Monday, November 8, 2010

A Big Do with Dogen

Zen Center's Dogen Translation Forum was a pretty big deal this weekend, and by all accounts it was a great success. We had the biggest crowd I can remember in the Buddha Hall for Peter Levitt's very rich talk, with apparently a full dining room of overflows as well; certainly the zendo and the gaitan were packed full for the period of zazen beforehand. Where I sit for lectures always gives me a good view of the assembly, and scanning the crowd I could see that there were a number of zen luminaries in attendance, including some teachers who have helped me greatly on the path - Gaelyn Godwin, Houston Zen Center's resident teacher who gave me my dharma name at my jukai in 2004, and Hogen and Chozen Bays from Great Vow Monastery, which I visited in 2006 at the end of a year away from Zen Center, a visit I fondly remember as very grounding and rewarding.
As ino, there was not really anything special for me to do - most of my work involved me wearing my sound engineer hat. Our web maestro Laura had set up a Livestream channel, and between us we managed to connect our somewhat primitive Buddha Hall PA system onto the web. As technical accomplishments go, it did not have the same scope as some of my adventures at the BBC (like say, using an early generation satellite phone the size of a large suitcase, powered, via a power inverter, by a car battery, for a live link-up between a small town in Central Nigeria and the World Service in London at five in the morning) but it was actually very gratifying on Saturday morning to connect everything up, go upstairs to my office - as the front office computer did not have any speakers - and to go online to hear Blanche, who had graciously agreed to be miked up during zazen instruction, though I don't think she had expected to be beamed to the listening masses (actually I hope I was the only person listening at that stage). During the question and answer session afterwards, we even had Laura asking a question that had been submitted from Belfast via the chat stream; while again this may not be the pinnacle of technological wizardry, it was nice to know that we were spreading the dharma far and wide in real time.
And since we are speaking of the wonderful world of online connections, I don't know if Brad would like to be referred to as one of the zen luminaries, but I suspect he probably has less problem being one of the "ROCK STARS of the American Zen community"- and my thanks to him for that link.
Now I shall be waiting for the comment that goes "Enough with the Dogen...we are not all as enthralled as you are".


kevin said...

Thank you for your role in making this possible for us out here to witness.

I couldn't watch it live because I was participating in my first extended sitting "retreat." I'm looking forward to making my way through the recordings over the coming week.

Harry said...

Yes, well done to you and all involved.

Nice to know there was someone asking questions all the way from my home town (Belfast). I was just hanging out from my crib here in southern Ireland listening to the talks and enjoying the video (the quality was much better than I expected really), but I added a few comments on the live feed which was an interesting thing to be able to do.



Shundo said...

Harry, glad you could join in.
Kevin, how was your retreat?

kevin said...

Thank you for asking!

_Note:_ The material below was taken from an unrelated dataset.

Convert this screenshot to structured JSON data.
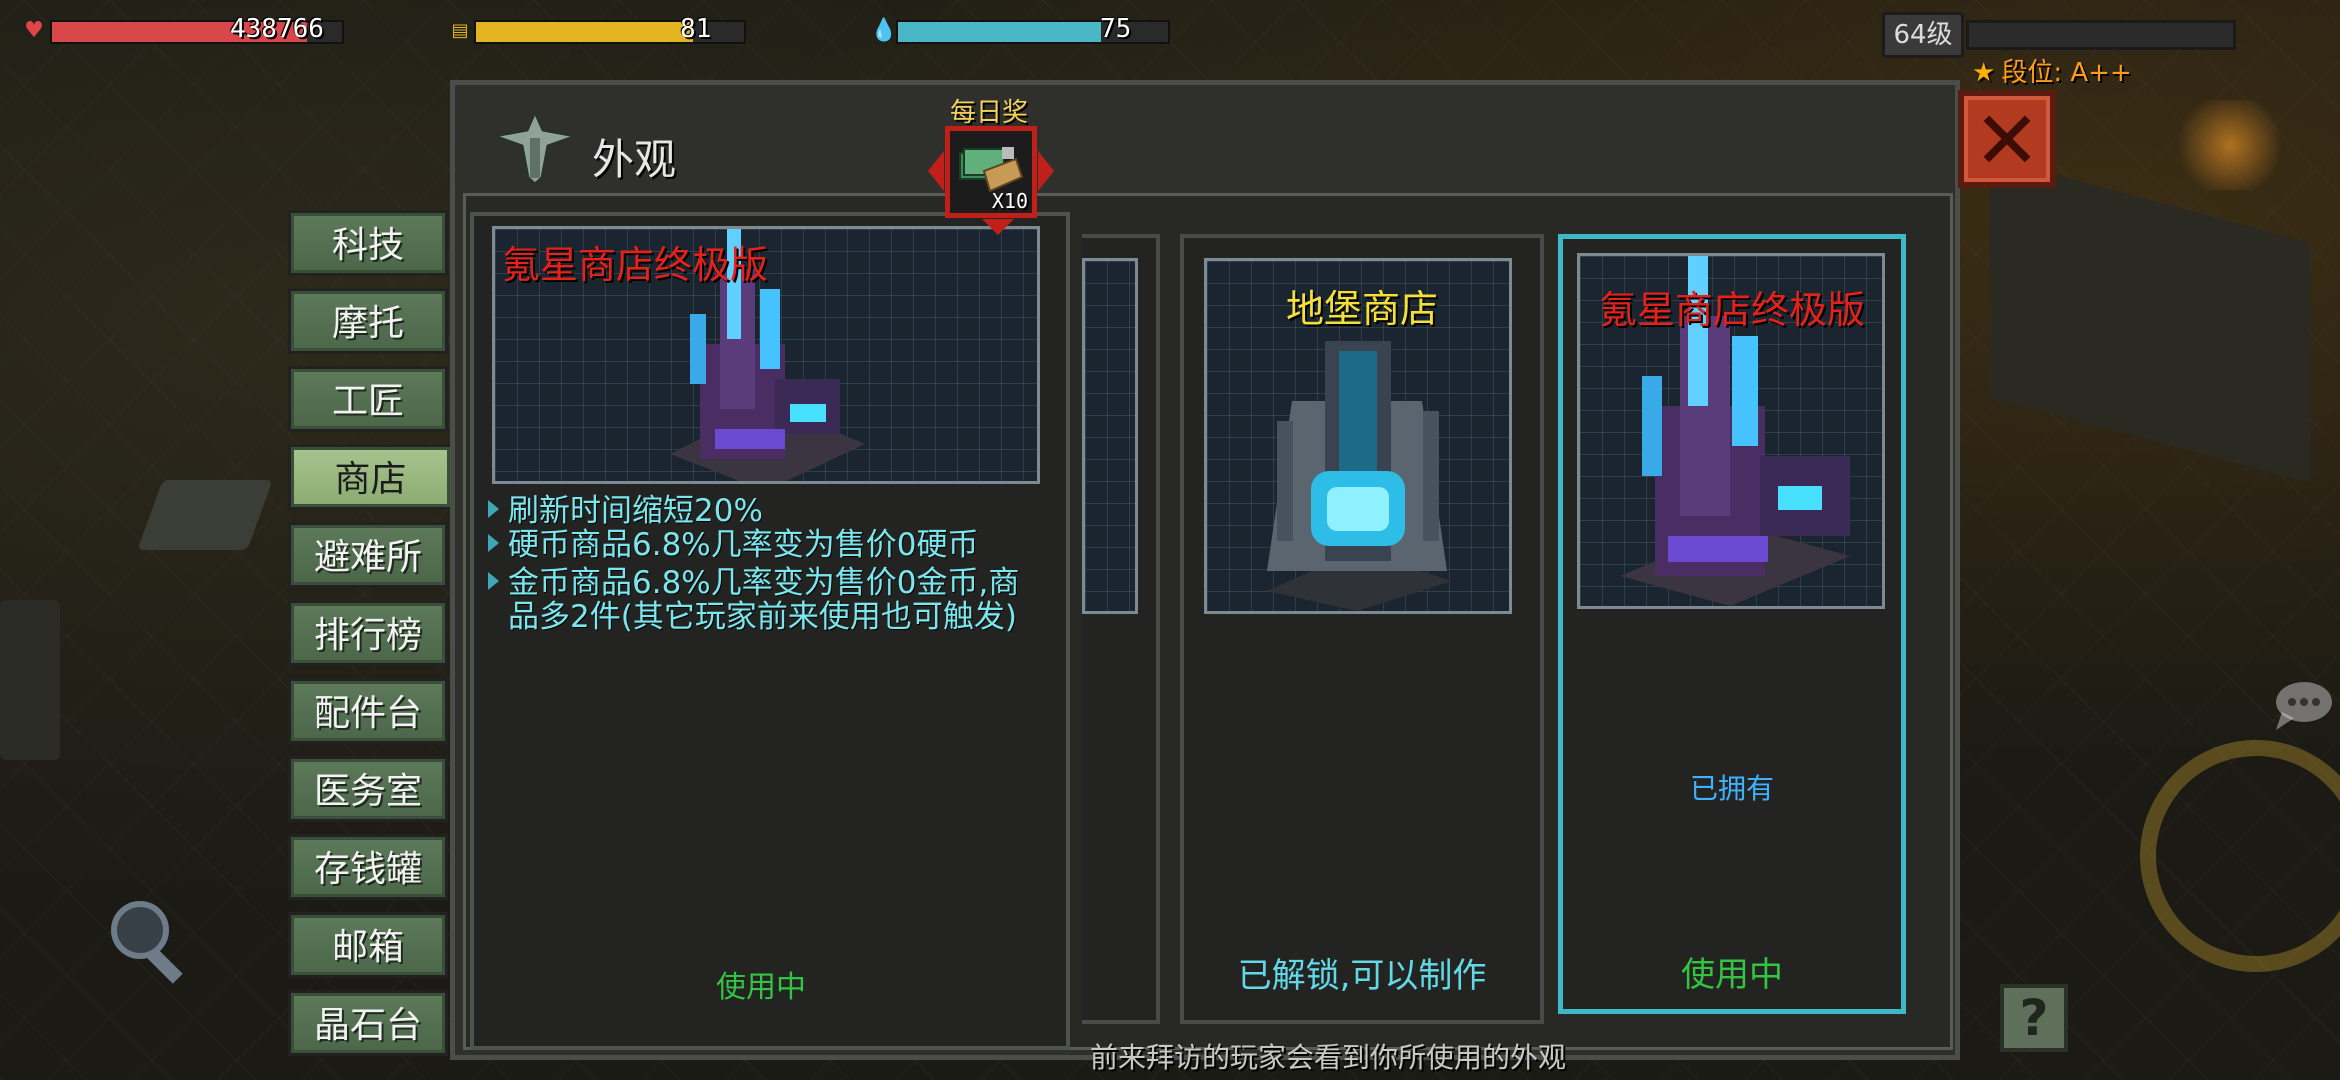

I relearned the lesson about accepting the pain in my legs that I wrote about long ago here with a corollary that sometimes you have to suck it up and accept that your pain tolerance has a limit and moving is unavoidable.

Since all of you were enjoying my teacher, Gaelyn's presence so much over there, they let Dave "Wild Mountain" Johnson out of his cage for the Dharma talk which I enjoyed very much.

Technically, it was a Dharma Punx retreat, but I went to use it as an opportunity to get a taste of what the Rohatsu Sesshin will be like. I'm glad I'll be helping the tenzo, to continue practice but break up the sitting a bit, because just that half day sitting was pretty intense.

Right now I'm excited to be preparing for Arlene Lueck, Sensei's visit. We seem to bringing the San Fransisco area here one person at a time.

Shundo said...

Hi Kevin,

Thanks for recounting your experience. Sitting can be a lot like running, or any other physical activity - you need to put in some base miles before you can start feeling comfortable over longer stretches. I sit two hours a day more or less, and I still find one-day sittings challenging sometimes...
Trevor wrote a nice post about this a while back:

Enjoy Arlene - she's a blast

kevin said...

thanks for the encouragement and the link. "macho" was an adjective that had popped into my mind.

I'm used to sitting 40 minutes at a time, but for some reason I just couldn't get comfortable.

I have been told that about her...

Mike said...

More Dogen, please! I enjoy getting my "daily dose of Dogen" from your blog!

Anonymous said...

As someone who has just begun to sit at SFZC, I'd like to extend my gratitude to you for maintaining both this blog and the functioning of the zendo. This blog has often helped to answer questions, served as a touchstone for further exploration of zen on the internet, and reminded me of the beauty of rooftop vistas. And to the extent that morning zazen is well orchestrated day in and day out as a result of your doings as ino - thank you for making it possible for a complete novice to learn how to sit in a dependably functioning environment.

Shundo said...

Thank you Mike and anonymous for your comments; don't worry, there will be more for "dependably functioning", we do the best we can. Feel free to come and introduce yourself some time